*How to complete this task:* Would you please copy each line of the data in which the string "title" occurs?

*Input records:*
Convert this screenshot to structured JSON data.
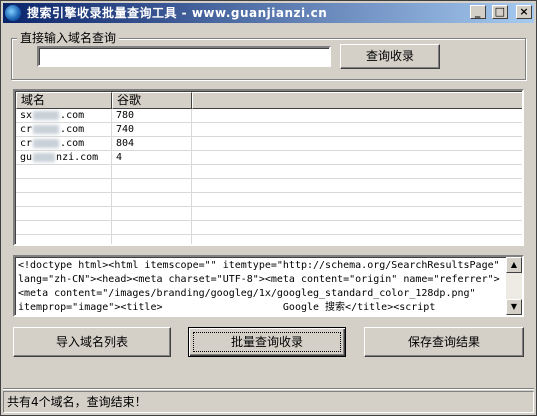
{
  "window": {
    "title": "搜索引擎收录批量查询工具 - www.guanjianzi.cn",
    "minimize_glyph": "_",
    "maximize_glyph": "□",
    "close_glyph": "×"
  },
  "domain_input": {
    "group_label": "直接输入域名查询",
    "value": "",
    "query_button": "查询收录"
  },
  "result_list": {
    "columns": [
      "域名",
      "谷歌"
    ],
    "rows": [
      {
        "domain_prefix": "sx",
        "domain_suffix": ".com",
        "google": "780"
      },
      {
        "domain_prefix": "cr",
        "domain_suffix": ".com",
        "google": "740"
      },
      {
        "domain_prefix": "cr",
        "domain_suffix": ".com",
        "google": "804"
      },
      {
        "domain_prefix": "gu",
        "domain_suffix": "nzi.com",
        "google": "4"
      }
    ]
  },
  "html_output": {
    "lines": [
      "<!doctype html><html itemscope=\"\" itemtype=\"http://schema.org/SearchResultsPage\"",
      "lang=\"zh-CN\"><head><meta charset=\"UTF-8\"><meta content=\"origin\" name=\"referrer\">",
      "<meta content=\"/images/branding/googleg/1x/googleg_standard_color_128dp.png\"",
      "itemprop=\"image\"><title>                    Google 搜索</title><script"
    ]
  },
  "buttons": {
    "import_list": "导入域名列表",
    "batch_query": "批量查询收录",
    "save_results": "保存查询结果"
  },
  "status": {
    "text": "共有4个域名，查询结束！"
  },
  "icons": {
    "app": "globe-icon",
    "scroll_up": "arrow-up-icon",
    "scroll_down": "arrow-down-icon"
  }
}
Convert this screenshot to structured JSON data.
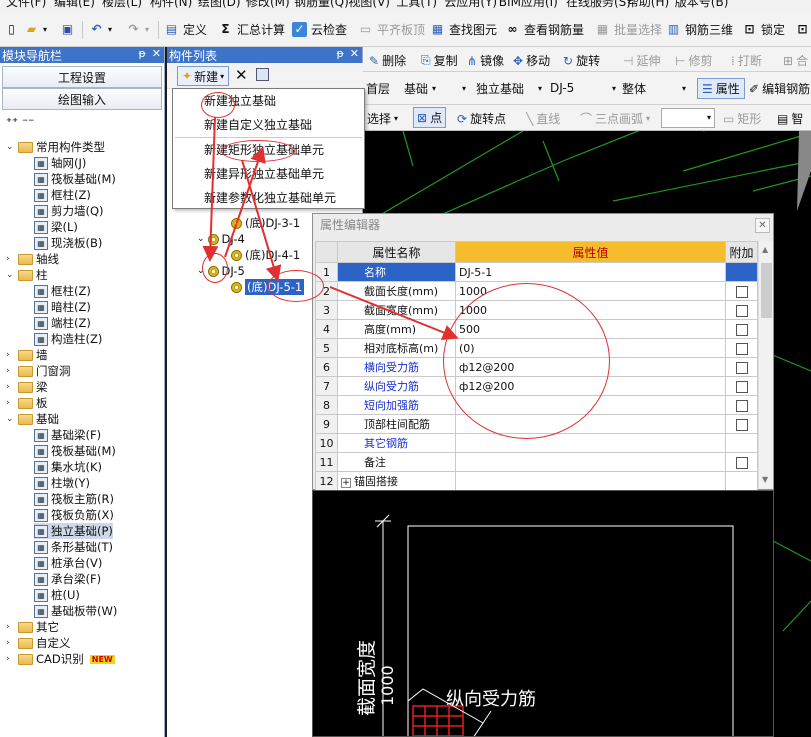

*Task answer:*
    "title": "搜索引擎收录批量查询工具 - www.guanjianzi.cn",
      "itemprop=\"image\"><title>                    Google 搜索</title><script"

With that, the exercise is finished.